Phenol itself – simply a benzene ring with an “OH” attached – was first isolated from coal tars, and under its common name carbolic acid sold for wound cleaning and sterilization. This was commonplace in the early 1900s, before the many side effects of phenol overexposure (skin burns, CNS depression, respiratory distress, or coma) were fully realized.

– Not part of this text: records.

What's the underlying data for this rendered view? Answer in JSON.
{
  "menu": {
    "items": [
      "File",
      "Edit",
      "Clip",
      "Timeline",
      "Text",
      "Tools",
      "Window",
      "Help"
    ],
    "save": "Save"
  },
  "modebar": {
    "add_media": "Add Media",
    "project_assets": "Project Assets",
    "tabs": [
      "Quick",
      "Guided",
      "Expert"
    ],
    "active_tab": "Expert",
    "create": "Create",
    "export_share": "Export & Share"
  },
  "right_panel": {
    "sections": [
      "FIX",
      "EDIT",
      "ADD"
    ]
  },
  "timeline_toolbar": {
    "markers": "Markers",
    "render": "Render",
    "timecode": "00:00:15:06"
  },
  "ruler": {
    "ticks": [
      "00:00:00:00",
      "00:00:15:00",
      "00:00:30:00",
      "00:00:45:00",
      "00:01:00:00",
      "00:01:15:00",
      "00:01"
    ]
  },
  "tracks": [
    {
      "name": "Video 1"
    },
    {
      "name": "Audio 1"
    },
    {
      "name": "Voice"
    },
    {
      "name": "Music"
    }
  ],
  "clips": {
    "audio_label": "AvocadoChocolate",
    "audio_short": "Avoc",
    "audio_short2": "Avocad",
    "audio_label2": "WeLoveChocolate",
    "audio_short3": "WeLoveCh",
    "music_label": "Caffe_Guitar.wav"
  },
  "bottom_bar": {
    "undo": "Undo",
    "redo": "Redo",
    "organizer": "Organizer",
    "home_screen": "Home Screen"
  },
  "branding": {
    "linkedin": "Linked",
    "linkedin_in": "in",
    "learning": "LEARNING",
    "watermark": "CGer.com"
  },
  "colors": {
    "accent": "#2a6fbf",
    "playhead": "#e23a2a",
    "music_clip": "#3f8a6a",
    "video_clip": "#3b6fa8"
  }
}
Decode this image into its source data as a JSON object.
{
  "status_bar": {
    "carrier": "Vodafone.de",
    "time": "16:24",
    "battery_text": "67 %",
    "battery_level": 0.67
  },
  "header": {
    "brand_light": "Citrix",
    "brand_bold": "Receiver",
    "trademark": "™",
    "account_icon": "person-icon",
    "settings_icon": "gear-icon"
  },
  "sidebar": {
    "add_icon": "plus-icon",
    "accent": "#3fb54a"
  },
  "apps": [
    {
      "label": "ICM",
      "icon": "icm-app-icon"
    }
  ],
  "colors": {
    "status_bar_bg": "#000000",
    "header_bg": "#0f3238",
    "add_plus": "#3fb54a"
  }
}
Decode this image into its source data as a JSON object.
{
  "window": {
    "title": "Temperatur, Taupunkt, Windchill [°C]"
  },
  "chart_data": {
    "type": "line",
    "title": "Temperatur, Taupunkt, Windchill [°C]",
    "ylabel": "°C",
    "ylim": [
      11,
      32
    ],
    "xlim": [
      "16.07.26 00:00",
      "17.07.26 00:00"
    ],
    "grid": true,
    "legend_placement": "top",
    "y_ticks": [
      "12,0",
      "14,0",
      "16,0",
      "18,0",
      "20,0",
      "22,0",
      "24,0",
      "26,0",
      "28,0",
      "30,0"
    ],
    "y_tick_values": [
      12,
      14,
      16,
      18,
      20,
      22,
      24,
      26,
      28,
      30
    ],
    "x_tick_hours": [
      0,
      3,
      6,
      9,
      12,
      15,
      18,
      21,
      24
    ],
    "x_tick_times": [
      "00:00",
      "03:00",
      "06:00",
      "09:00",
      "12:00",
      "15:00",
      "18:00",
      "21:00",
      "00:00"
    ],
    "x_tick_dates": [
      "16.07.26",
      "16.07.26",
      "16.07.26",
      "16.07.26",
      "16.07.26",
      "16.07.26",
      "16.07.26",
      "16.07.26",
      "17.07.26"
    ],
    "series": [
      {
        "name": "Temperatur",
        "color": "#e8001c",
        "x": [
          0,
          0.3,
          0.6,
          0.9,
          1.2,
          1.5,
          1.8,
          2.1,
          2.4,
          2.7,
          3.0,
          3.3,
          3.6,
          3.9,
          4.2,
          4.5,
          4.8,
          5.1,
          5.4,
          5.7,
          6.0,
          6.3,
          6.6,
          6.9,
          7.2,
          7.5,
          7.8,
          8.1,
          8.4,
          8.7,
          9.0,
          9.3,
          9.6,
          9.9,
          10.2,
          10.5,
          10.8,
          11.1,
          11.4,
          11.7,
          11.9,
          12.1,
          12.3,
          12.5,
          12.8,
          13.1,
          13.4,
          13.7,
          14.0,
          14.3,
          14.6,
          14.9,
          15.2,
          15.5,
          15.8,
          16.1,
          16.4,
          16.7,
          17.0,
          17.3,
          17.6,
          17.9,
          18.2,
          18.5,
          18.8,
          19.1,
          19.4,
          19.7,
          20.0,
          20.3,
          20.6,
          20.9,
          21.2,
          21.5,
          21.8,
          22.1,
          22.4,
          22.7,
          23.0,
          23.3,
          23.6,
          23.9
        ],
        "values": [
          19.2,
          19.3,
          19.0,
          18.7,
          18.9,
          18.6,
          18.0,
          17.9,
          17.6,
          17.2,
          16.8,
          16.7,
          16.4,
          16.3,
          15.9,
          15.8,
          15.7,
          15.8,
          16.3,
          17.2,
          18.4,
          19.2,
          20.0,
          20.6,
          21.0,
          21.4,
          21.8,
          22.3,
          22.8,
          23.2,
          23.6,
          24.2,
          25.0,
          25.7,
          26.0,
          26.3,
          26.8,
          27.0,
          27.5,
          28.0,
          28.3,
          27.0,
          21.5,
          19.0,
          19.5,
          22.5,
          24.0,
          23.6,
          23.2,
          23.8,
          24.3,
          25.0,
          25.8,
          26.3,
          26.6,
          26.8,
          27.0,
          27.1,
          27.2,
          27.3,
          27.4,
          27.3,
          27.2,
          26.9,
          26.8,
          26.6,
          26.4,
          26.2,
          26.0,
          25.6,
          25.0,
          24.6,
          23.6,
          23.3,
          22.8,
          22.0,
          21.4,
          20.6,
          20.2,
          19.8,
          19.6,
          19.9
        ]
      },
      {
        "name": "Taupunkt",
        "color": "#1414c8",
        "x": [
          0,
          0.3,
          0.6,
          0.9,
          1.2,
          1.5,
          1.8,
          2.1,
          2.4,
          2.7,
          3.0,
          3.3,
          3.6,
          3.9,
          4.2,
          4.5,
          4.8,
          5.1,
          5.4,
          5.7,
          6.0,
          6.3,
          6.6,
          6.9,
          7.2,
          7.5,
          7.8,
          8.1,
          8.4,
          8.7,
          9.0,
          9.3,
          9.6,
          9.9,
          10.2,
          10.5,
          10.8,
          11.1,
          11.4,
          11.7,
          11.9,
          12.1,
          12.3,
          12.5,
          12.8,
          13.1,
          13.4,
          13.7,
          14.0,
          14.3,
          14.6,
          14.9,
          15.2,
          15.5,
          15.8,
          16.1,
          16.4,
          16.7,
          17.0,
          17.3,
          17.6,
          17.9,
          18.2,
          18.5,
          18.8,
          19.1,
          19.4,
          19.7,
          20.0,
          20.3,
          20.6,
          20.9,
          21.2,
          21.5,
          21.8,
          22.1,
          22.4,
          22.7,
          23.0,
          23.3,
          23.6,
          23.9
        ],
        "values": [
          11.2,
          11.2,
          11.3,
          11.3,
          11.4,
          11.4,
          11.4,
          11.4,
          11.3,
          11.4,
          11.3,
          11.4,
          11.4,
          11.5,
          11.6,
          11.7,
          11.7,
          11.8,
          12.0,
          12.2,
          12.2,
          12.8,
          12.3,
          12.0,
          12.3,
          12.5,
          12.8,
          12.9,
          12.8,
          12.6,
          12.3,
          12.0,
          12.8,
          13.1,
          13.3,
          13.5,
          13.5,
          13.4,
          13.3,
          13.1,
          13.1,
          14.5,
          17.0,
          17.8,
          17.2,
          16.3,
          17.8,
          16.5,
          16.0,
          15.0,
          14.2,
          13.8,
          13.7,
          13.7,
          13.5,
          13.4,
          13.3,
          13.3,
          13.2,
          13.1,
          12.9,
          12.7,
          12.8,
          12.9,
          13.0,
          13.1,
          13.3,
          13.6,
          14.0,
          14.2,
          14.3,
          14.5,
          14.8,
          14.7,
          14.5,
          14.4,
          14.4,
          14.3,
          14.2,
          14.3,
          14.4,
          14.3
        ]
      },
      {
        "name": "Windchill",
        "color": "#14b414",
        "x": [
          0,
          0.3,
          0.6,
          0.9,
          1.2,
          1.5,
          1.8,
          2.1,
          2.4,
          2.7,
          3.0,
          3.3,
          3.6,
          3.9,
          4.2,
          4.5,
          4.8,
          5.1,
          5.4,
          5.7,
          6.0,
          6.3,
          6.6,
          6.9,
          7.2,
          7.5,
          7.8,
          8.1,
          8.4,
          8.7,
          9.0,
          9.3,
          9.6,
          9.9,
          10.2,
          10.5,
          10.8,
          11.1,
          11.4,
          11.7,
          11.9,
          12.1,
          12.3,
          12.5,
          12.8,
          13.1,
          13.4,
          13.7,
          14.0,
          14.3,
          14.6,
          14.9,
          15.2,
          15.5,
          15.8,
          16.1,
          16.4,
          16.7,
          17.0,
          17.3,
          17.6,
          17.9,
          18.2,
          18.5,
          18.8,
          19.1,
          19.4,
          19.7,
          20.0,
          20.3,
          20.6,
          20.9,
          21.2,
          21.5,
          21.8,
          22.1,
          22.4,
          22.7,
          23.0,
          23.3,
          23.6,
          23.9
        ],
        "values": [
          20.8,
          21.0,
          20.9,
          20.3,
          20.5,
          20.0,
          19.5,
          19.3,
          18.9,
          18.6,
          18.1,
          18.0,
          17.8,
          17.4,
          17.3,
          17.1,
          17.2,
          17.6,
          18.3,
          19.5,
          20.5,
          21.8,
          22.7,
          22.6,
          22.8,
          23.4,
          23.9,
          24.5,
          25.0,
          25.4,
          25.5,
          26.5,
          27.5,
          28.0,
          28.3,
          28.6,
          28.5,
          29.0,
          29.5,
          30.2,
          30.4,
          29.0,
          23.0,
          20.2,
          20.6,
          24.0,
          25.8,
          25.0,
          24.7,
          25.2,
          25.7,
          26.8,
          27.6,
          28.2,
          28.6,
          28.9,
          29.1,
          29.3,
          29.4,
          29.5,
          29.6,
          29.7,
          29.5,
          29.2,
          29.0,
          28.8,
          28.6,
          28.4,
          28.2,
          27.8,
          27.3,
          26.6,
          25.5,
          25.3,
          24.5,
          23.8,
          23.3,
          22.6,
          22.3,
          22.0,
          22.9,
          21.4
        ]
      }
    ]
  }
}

You may already be familiar with many common phenols as components of flavorings and herbal medicines: vanillin, eugenol (clove oil), and guaiacol, a dark note produced from roasting beans or nuts. In fact, thymol, a prominent flavor of the herb thyme, synergizes the activity of the fungicide itraconazole against several common pathogenic fungi. It’s thought that this synergy occurs through disruption of the MAPK signaling pathway in the fungus, or by oxidative stress.